* _TASK DIRECTIONS_: Your answer should hold all lines of the entries that include the word "server".

* _App and web page records_:
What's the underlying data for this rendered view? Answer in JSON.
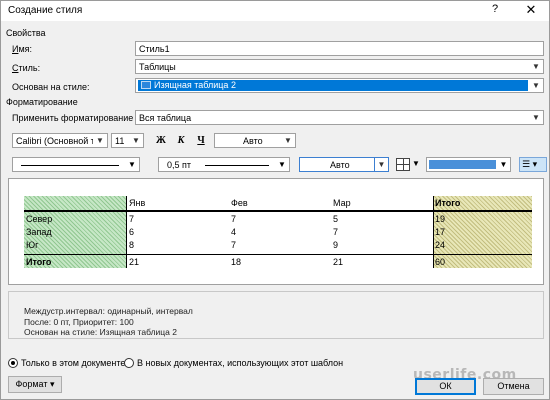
{
  "window": {
    "title": "Создание стиля",
    "help_glyph": "?",
    "close_glyph": "✕"
  },
  "properties": {
    "section_label": "Свойства",
    "name_label_u": "И",
    "name_label_rest": "мя:",
    "name_value": "Стиль1",
    "style_type_label_u": "С",
    "style_type_label_rest": "тиль:",
    "style_type_value": "Таблицы",
    "based_on_label": "Основан на стиле:",
    "based_on_value": "Изящная таблица 2"
  },
  "formatting": {
    "section_label": "Форматирование",
    "apply_to_label": "Применить форматирование к:",
    "apply_to_value": "Вся таблица",
    "font_name": "Calibri (Основной текс",
    "font_size": "11",
    "bold_glyph": "Ж",
    "italic_glyph": "К",
    "underline_glyph": "Ч",
    "font_color": "Авто",
    "line_width": "0,5 пт",
    "border_color": "Авто",
    "fill_color": "#4a90d9"
  },
  "preview_table": {
    "headers": [
      "",
      "Янв",
      "Фев",
      "Мар",
      "Итого"
    ],
    "rows": [
      [
        "Север",
        "7",
        "7",
        "5",
        "19"
      ],
      [
        "Запад",
        "6",
        "4",
        "7",
        "17"
      ],
      [
        "Юг",
        "8",
        "7",
        "9",
        "24"
      ],
      [
        "Итого",
        "21",
        "18",
        "21",
        "60"
      ]
    ]
  },
  "description": {
    "line1": "Междустр.интервал:  одинарный, интервал",
    "line2": "После:  0 пт, Приоритет: 100",
    "line3": "Основан на стиле: Изящная таблица 2"
  },
  "scope": {
    "this_doc": "Только в этом документе",
    "new_docs": "В новых документах, использующих этот шаблон",
    "selected": "this_doc"
  },
  "buttons": {
    "format": "Формат ▾",
    "ok": "ОК",
    "cancel": "Отмена"
  },
  "watermark": "userlife.com"
}
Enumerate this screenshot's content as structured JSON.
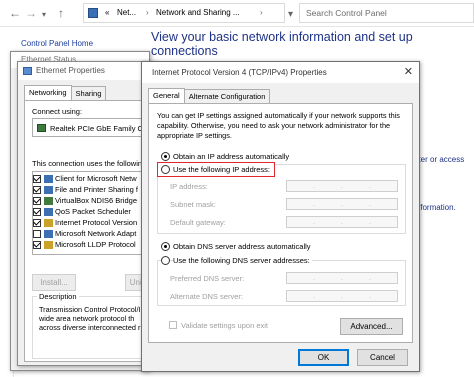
{
  "control_panel": {
    "breadcrumb": [
      "Net...",
      "Network and Sharing ..."
    ],
    "breadcrumb_prefix": "«",
    "search_placeholder": "Search Control Panel",
    "home_link": "Control Panel Home",
    "heading": "View your basic network information and set up connections",
    "right_text_1": "uter or access",
    "right_text_2": "information."
  },
  "ethernet_status": {
    "title": "Ethernet Status"
  },
  "ethernet_properties": {
    "title": "Ethernet Properties",
    "tabs": [
      "Networking",
      "Sharing"
    ],
    "connect_using_label": "Connect using:",
    "adapter": "Realtek PCIe GbE Family C",
    "items_label": "This connection uses the following",
    "items": [
      {
        "label": "Client for Microsoft Netw",
        "checked": true
      },
      {
        "label": "File and Printer Sharing fo",
        "checked": true
      },
      {
        "label": "VirtualBox NDIS6 Bridge",
        "checked": true
      },
      {
        "label": "QoS Packet Scheduler",
        "checked": true
      },
      {
        "label": "Internet Protocol Version",
        "checked": true
      },
      {
        "label": "Microsoft Network Adapt",
        "checked": false
      },
      {
        "label": "Microsoft LLDP Protocol",
        "checked": true
      }
    ],
    "install_button": "Install...",
    "uninstall_button": "Unin",
    "description_label": "Description",
    "description_text": "Transmission Control Protocol/I wide area network protocol th across diverse interconnected r"
  },
  "ipv4": {
    "title": "Internet Protocol Version 4 (TCP/IPv4) Properties",
    "tabs": [
      "General",
      "Alternate Configuration"
    ],
    "intro": "You can get IP settings assigned automatically if your network supports this capability. Otherwise, you need to ask your network administrator for the appropriate IP settings.",
    "obtain_ip_auto": "Obtain an IP address automatically",
    "use_following_ip": "Use the following IP address:",
    "ip_address_label": "IP address:",
    "subnet_mask_label": "Subnet mask:",
    "default_gateway_label": "Default gateway:",
    "obtain_dns_auto": "Obtain DNS server address automatically",
    "use_following_dns": "Use the following DNS server addresses:",
    "preferred_dns_label": "Preferred DNS server:",
    "alternate_dns_label": "Alternate DNS server:",
    "validate_label": "Validate settings upon exit",
    "advanced_button": "Advanced...",
    "ok_button": "OK",
    "cancel_button": "Cancel",
    "ip_selected": "auto",
    "dns_selected": "auto",
    "highlight_color": "#e0262e"
  }
}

* _ANSWER FOR THE TASK_:
    "obtain_dns_auto": "Obtain DNS server address automatically",
    "use_following_dns": "Use the following DNS server addresses:",
    "preferred_dns_label": "Preferred DNS server:",
    "alternate_dns_label": "Alternate DNS server:",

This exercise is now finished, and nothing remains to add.